Task description |
Please copy each line of the data that includes the string "JSON".

Listed entries |
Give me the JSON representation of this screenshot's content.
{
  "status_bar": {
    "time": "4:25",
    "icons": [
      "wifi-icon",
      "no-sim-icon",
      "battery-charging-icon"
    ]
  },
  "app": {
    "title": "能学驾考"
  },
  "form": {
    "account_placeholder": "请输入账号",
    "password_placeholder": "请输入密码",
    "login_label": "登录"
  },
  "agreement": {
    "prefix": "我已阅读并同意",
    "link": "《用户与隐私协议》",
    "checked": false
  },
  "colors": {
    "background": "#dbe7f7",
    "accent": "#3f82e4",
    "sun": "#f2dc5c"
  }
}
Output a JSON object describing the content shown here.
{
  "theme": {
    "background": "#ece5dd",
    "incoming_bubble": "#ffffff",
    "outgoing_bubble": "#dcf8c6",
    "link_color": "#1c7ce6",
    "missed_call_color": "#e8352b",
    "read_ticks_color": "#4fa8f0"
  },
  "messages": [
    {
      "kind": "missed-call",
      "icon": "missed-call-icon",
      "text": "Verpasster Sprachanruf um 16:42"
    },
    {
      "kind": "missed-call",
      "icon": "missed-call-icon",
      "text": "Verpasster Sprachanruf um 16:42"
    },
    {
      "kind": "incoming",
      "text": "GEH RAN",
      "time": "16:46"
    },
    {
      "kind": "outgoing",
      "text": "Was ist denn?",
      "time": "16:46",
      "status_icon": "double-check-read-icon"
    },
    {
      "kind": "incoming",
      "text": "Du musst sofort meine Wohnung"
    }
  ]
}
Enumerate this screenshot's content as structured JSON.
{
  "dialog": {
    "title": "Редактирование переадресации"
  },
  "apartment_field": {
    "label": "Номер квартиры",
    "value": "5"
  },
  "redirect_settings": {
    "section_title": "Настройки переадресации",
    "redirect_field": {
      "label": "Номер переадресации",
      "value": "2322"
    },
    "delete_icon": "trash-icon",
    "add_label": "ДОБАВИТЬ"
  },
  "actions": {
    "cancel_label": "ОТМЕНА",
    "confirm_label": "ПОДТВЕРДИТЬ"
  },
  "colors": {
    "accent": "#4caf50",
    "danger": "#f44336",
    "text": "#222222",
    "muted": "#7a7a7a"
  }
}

Solution below |
Give me the JSON representation of this screenshot's content.
Output a JSON object describing the content shown here.
Enumerate this screenshot's content as structured JSON.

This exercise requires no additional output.